bundesliga.com: Why do you think he chose FC Bayern? He'd been linked with other big clubs as well, such as Manchester City…

Abelardo: There are a lot of parallels between the two clubs (Bayern and Barcelona). Both have a big history and he knows that [Bayern] also have a great youth system in place. If I remember rightly, players like Lahm, Badstuber, Müller and Schweinsteiger all came up from the reserves. He likes that. Munich's a lovely city as well, and one that lives and breathes football. Once he knew Bayern were interested in him, I don't think he was seriously looking anywhere else.

bundesliga.com: Guardiola's first year at Barcelona was revolutionary. The first thing he did was offload 'holy cows' like Eto'o, Deco and Ronaldinho. Could you see him doing something similar with one or two big-name Bayern players who don't fit in with his concept?

Abelardo: I don't know, but he'll do what's best for FC Bayern. He'll look at the squad and then make decisions. What they are, we'll have to see wait and see, but that's football. Players come and players go, at Bayern the same as at any other club. That said, I think they have a great squad. It's not for nothing that they won the Champions League.

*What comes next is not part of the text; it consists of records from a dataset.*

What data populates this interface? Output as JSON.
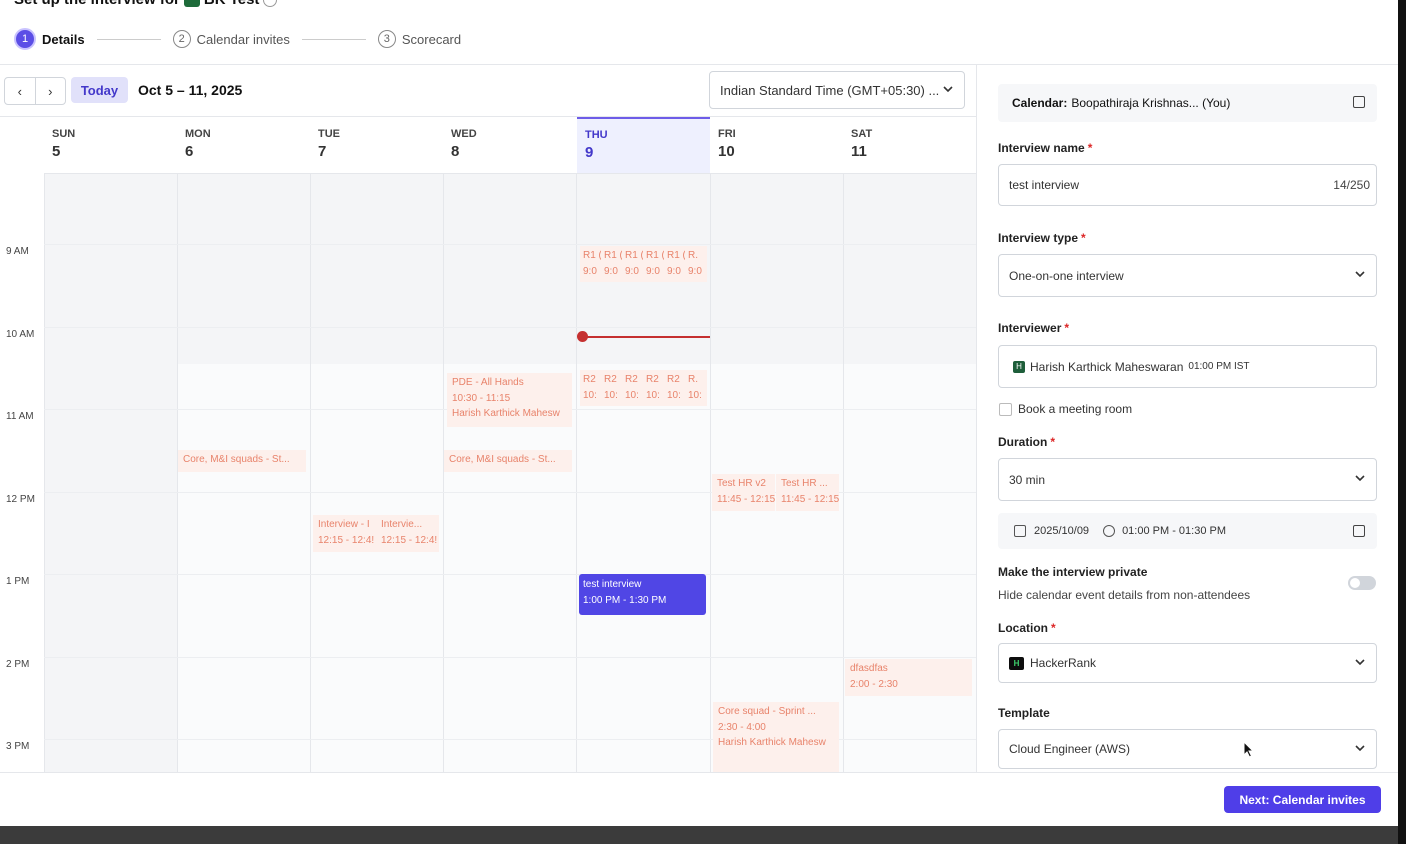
{
  "title": {
    "text": "Set up the interview for",
    "candidate": "BK Test"
  },
  "stepper": [
    {
      "num": "1",
      "label": "Details"
    },
    {
      "num": "2",
      "label": "Calendar invites"
    },
    {
      "num": "3",
      "label": "Scorecard"
    }
  ],
  "calendar": {
    "prev": "‹",
    "next": "›",
    "today_label": "Today",
    "range": "Oct 5 – 11, 2025",
    "timezone": "Indian Standard Time (GMT+05:30) ...",
    "days": [
      {
        "name": "SUN",
        "date": "5"
      },
      {
        "name": "MON",
        "date": "6"
      },
      {
        "name": "TUE",
        "date": "7"
      },
      {
        "name": "WED",
        "date": "8"
      },
      {
        "name": "THU",
        "date": "9"
      },
      {
        "name": "FRI",
        "date": "10"
      },
      {
        "name": "SAT",
        "date": "11"
      }
    ],
    "hours": [
      "9 AM",
      "10 AM",
      "11 AM",
      "12 PM",
      "1 PM",
      "2 PM",
      "3 PM"
    ],
    "events": {
      "r1": [
        {
          "t": "R1 (",
          "s": "9:0"
        },
        {
          "t": "R1 (",
          "s": "9:0"
        },
        {
          "t": "R1 (",
          "s": "9:0"
        },
        {
          "t": "R1 (",
          "s": "9:0"
        },
        {
          "t": "R1 (",
          "s": "9:0"
        },
        {
          "t": "R.",
          "s": "9:0"
        }
      ],
      "r2": [
        {
          "t": "R2",
          "s": "10:"
        },
        {
          "t": "R2",
          "s": "10:"
        },
        {
          "t": "R2",
          "s": "10:"
        },
        {
          "t": "R2",
          "s": "10:"
        },
        {
          "t": "R2",
          "s": "10:"
        },
        {
          "t": "R.",
          "s": "10:"
        }
      ],
      "pde": {
        "title": "PDE - All Hands",
        "time": "10:30 - 11:15",
        "who": "Harish Karthick Mahesw"
      },
      "core_mon": {
        "title": "Core, M&I squads - St..."
      },
      "core_wed": {
        "title": "Core, M&I squads - St..."
      },
      "tue1": {
        "title": "Interview - I",
        "time": "12:15 - 12:4!"
      },
      "tue2": {
        "title": "Intervie...",
        "time": "12:15 - 12:4!"
      },
      "fri1": {
        "title": "Test HR v2",
        "time": "11:45 - 12:15"
      },
      "fri2": {
        "title": "Test HR ...",
        "time": "11:45 - 12:15"
      },
      "current": {
        "title": "test interview",
        "time": "1:00 PM - 1:30 PM"
      },
      "sat": {
        "title": "dfasdfas",
        "time": "2:00 - 2:30"
      },
      "sprint": {
        "title": "Core squad - Sprint ...",
        "time": "2:30 - 4:00",
        "who": "Harish Karthick Mahesw"
      }
    }
  },
  "form": {
    "calendar_label": "Calendar:",
    "calendar_value": "Boopathiraja Krishnas... (You)",
    "interview_name_label": "Interview name",
    "interview_name_value": "test interview",
    "interview_name_count": "14/250",
    "interview_type_label": "Interview type",
    "interview_type_value": "One-on-one interview",
    "interviewer_label": "Interviewer",
    "interviewer_initial": "H",
    "interviewer_name": "Harish Karthick Maheswaran",
    "interviewer_time": "01:00 PM IST",
    "meeting_room_label": "Book a meeting room",
    "duration_label": "Duration",
    "duration_value": "30 min",
    "date_value": "2025/10/09",
    "time_value": "01:00 PM - 01:30 PM",
    "private_label": "Make the interview private",
    "private_hint": "Hide calendar event details from non-attendees",
    "location_label": "Location",
    "location_logo": "H",
    "location_value": "HackerRank",
    "template_label": "Template",
    "template_value": "Cloud Engineer (AWS)",
    "required_mark": "*"
  },
  "footer": {
    "next_label": "Next: Calendar invites"
  }
}
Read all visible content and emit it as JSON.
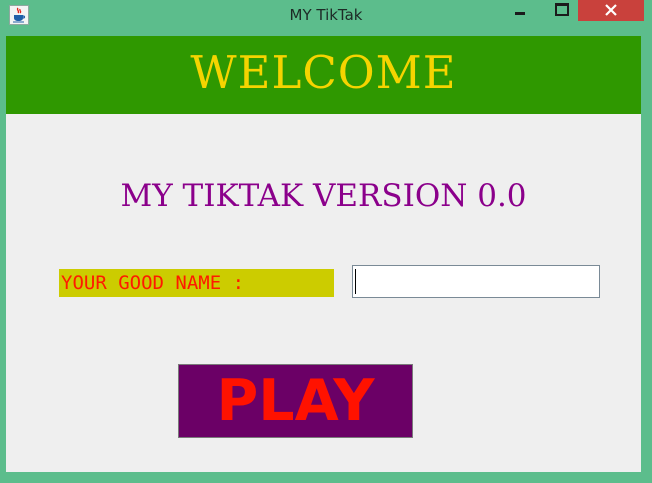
{
  "window": {
    "title": "MY TikTak",
    "icon": "java-cup-icon",
    "controls": [
      "minimize-icon",
      "maximize-icon",
      "close-icon"
    ]
  },
  "header": {
    "welcome_text": "WELCOME",
    "background_color": "#2f9800",
    "text_color": "#f5d400"
  },
  "main": {
    "version_text": "MY TIKTAK VERSION 0.0",
    "version_color": "#8b008b",
    "name_label": "YOUR GOOD NAME :",
    "name_value": "",
    "play_label": "PLAY",
    "play_bg_color": "#6b0066",
    "play_text_color": "#ff1200"
  }
}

bundesliga.com: Pep Guardiola is the German top flight's first Spanish coach. Would you be tempted by a move to Germany yourself?

Abelardo: For sure, why not? At the moment I've got a contract with Sporting Gijon, but things can change quickly in life. It'd be nice to experience something like that at some point. The Bundesliga's a great league, it's really made up a lot of ground in recent years. I get goose bumps when I see the sold-out stadiums. In footballing terms, it's come on in leaps and bounds as well. And the overall package has impressed Pep, for sure.

Interviewer: Miguel Gutierrez